I decided to use the Dear ImGui library for the editor because it is important for the data shown to be up to date in every frame. This helps the developers see the data of the objects in real-time and they can change them in real-time. In the left panel of the editor shows all the managers. Each manager has a dropdown that shows all its objects in the manager’s container or data that is necessary to see or edit. In the screenshot of the editor, the game object manager is selected and shows all the objects in the current scene. Each object is clickable and then it’s data appears on the right panel. This is where IMGUI shines. All the values are changeable in real-time if the widgets values are not being set on update.  Now any designer or artist can start up the game and change any value of any widget or game object in real-time.


My team decided to implement both IMGUI and RMGUI in our game to do what each of these methods does best. We used RMGUI to make all our UI in the game, including buttons, images, text, health bars, etc. Then used IMGUI and the Dear ImGui library to create a real time editor, so that other developers, artists, and designers can edit and arrange those RMGUI widgets in real-time. This worked the best for our team and our workflow. Retained mode UI or Immediate mode UI both have pros and cons and could be used on their own or a team could use a hybrid of both, like our team did, in order to utilize the strengths of both methods. Hopefully, you learned about the pros and cons of these two different UI methods and that will help you decide how to best implement them into your projects.

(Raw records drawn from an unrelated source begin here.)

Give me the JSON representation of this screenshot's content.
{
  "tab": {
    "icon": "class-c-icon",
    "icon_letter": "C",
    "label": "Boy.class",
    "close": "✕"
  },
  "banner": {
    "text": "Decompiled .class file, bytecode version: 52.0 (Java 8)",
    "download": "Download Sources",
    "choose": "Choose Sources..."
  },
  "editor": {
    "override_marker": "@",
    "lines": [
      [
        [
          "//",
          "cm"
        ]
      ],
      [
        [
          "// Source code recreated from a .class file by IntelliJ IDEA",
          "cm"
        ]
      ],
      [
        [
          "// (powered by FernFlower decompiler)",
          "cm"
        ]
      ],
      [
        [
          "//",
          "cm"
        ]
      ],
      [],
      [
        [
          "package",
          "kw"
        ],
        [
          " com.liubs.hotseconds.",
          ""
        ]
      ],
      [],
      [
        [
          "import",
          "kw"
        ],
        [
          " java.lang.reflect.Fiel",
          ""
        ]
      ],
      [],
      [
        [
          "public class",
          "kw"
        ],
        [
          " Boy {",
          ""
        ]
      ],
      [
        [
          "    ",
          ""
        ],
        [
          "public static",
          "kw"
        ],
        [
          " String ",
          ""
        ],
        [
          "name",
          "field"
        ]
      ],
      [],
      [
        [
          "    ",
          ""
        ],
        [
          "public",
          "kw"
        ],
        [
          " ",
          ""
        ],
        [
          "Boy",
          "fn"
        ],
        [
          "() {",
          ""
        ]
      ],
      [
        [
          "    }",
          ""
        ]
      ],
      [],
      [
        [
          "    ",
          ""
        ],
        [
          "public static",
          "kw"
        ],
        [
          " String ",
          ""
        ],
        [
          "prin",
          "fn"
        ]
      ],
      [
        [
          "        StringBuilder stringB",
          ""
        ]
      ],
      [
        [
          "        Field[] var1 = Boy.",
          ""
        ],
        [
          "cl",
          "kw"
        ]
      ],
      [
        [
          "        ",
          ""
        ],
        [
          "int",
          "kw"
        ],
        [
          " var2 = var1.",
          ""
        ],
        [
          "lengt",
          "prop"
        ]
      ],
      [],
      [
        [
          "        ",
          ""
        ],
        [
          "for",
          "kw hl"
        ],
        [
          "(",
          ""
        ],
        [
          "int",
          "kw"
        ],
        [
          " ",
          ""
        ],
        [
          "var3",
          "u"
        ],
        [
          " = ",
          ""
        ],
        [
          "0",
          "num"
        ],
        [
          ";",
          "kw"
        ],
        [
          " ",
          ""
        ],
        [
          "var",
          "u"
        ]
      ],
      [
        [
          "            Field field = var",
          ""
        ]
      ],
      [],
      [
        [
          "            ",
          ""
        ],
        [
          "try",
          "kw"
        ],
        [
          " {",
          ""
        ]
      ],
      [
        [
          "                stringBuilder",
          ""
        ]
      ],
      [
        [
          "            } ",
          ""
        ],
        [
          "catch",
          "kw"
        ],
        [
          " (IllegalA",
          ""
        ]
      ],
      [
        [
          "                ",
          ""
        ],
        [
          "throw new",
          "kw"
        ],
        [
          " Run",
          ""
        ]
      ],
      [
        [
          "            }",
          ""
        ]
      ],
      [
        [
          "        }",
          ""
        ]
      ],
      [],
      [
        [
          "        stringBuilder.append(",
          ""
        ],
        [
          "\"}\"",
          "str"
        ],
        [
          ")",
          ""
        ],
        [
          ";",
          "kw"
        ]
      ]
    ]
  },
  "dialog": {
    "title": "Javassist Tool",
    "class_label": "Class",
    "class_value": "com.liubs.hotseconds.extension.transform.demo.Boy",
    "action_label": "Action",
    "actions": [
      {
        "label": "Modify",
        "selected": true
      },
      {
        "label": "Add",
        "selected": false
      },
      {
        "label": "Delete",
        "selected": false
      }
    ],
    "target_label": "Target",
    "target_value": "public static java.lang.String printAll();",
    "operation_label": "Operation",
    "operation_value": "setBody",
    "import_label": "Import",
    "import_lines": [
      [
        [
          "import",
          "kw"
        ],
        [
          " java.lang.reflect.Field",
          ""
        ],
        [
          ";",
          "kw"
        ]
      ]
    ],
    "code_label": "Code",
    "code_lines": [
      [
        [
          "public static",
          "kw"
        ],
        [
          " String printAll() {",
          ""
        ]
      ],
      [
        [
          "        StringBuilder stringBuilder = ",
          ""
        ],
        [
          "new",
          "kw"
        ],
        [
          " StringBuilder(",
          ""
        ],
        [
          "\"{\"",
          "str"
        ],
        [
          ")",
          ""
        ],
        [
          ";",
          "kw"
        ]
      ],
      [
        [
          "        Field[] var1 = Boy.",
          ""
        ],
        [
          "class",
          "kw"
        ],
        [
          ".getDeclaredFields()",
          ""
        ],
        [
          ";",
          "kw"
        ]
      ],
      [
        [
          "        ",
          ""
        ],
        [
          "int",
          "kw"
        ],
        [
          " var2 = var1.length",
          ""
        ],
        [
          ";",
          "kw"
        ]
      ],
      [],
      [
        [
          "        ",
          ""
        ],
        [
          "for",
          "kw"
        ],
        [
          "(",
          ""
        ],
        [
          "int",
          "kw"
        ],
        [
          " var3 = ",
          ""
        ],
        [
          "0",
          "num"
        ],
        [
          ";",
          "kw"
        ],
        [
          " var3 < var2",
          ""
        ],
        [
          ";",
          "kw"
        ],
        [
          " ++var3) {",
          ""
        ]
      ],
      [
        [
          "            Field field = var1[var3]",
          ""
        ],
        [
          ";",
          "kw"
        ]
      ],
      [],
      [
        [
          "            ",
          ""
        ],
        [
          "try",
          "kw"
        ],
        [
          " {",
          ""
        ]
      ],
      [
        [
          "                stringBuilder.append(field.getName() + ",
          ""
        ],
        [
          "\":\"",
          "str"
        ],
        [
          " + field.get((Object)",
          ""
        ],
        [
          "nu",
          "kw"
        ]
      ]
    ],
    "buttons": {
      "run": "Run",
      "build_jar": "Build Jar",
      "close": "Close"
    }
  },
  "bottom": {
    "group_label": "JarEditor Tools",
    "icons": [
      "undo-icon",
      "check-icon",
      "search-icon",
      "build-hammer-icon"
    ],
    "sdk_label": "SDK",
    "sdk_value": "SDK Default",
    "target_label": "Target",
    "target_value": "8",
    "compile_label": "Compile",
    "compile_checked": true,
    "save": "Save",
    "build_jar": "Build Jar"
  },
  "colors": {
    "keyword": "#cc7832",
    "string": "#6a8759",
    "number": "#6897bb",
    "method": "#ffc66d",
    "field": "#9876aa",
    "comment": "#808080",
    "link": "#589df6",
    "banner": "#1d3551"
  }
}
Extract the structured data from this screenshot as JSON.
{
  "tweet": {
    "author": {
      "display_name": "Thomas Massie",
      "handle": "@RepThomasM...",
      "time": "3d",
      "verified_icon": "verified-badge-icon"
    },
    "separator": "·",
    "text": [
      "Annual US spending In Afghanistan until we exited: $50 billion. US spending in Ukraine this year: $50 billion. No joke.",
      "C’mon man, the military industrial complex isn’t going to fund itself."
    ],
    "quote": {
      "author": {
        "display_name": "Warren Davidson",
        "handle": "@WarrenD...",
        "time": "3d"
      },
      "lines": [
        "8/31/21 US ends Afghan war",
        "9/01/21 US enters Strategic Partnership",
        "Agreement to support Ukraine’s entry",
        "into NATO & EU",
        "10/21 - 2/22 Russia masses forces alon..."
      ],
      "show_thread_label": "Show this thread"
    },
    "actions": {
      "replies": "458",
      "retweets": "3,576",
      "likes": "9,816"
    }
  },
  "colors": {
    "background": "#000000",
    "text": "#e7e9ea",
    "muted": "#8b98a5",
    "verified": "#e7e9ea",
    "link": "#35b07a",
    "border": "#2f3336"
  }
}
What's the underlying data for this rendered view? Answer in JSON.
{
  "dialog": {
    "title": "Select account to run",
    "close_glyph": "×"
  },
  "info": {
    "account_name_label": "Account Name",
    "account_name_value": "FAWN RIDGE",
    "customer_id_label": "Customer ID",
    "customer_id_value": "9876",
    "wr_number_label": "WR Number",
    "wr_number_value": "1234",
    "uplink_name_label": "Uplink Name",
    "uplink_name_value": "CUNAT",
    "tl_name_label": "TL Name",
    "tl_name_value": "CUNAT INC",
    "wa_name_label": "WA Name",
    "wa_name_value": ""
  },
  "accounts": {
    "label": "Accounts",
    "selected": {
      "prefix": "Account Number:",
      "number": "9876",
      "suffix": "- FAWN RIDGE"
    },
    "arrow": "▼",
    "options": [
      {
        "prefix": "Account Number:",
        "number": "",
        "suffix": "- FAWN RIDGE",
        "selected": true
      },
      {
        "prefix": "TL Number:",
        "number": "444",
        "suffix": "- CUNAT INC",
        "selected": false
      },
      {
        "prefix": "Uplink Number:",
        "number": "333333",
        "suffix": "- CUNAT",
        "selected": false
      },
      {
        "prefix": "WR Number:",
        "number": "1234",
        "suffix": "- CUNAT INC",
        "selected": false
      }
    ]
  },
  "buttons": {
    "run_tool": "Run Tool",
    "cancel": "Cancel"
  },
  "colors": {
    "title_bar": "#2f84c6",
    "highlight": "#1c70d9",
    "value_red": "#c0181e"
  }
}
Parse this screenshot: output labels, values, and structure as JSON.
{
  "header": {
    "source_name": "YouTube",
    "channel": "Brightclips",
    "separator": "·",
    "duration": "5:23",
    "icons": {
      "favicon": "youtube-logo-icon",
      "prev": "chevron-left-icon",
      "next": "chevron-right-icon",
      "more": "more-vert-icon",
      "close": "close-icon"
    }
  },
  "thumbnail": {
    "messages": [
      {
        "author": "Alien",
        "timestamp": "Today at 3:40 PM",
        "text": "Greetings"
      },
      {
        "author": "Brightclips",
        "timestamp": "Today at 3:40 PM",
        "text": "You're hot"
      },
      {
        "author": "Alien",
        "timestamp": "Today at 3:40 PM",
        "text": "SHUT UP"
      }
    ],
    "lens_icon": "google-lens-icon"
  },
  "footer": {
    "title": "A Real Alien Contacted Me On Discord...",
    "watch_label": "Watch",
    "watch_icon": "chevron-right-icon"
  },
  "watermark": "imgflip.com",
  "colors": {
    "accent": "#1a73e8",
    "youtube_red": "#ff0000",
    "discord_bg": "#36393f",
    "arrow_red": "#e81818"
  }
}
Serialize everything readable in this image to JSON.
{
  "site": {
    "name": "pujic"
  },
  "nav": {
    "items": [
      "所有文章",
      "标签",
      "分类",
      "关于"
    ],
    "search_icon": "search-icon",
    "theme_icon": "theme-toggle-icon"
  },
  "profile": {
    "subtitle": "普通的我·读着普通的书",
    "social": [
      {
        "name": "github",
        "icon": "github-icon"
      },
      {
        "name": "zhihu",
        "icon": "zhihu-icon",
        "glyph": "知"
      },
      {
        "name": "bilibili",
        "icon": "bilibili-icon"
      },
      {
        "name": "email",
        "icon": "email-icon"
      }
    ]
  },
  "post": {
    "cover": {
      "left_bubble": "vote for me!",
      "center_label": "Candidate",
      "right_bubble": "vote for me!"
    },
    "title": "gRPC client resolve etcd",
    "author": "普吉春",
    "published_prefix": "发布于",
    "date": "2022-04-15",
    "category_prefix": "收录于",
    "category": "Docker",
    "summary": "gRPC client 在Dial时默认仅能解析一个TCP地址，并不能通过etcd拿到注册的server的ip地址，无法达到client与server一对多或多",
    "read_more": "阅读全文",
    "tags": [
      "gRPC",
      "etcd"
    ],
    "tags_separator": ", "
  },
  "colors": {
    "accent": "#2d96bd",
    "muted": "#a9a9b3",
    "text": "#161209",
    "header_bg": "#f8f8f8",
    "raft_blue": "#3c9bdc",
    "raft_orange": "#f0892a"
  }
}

bkaradzic. “Why I Think Immediate Mode GUI Is Way to Go for GameDev Tools.” Gist, 2017,

“Immediate Mode (Computer Graphics).” Wikipedia, Wikimedia Foundation, 18 Nov. 2020,

“Immediate Mode GUI.” Wikipedia, Wikimedia Foundation, 27 Sept. 2020,

“r/Opengl - Resources for Learning ‘Retained Mode’ GUI Programming with Graphics?” Reddit, 2017,

Radich, Quinn. “Retained Mode Versus Immediate Mode - Win32 Apps.” Win32 Apps | Microsoft Docs, 31 May 2018,

“Retained Mode.” Wikipedia, Wikimedia Foundation, 6 Oct. 2020,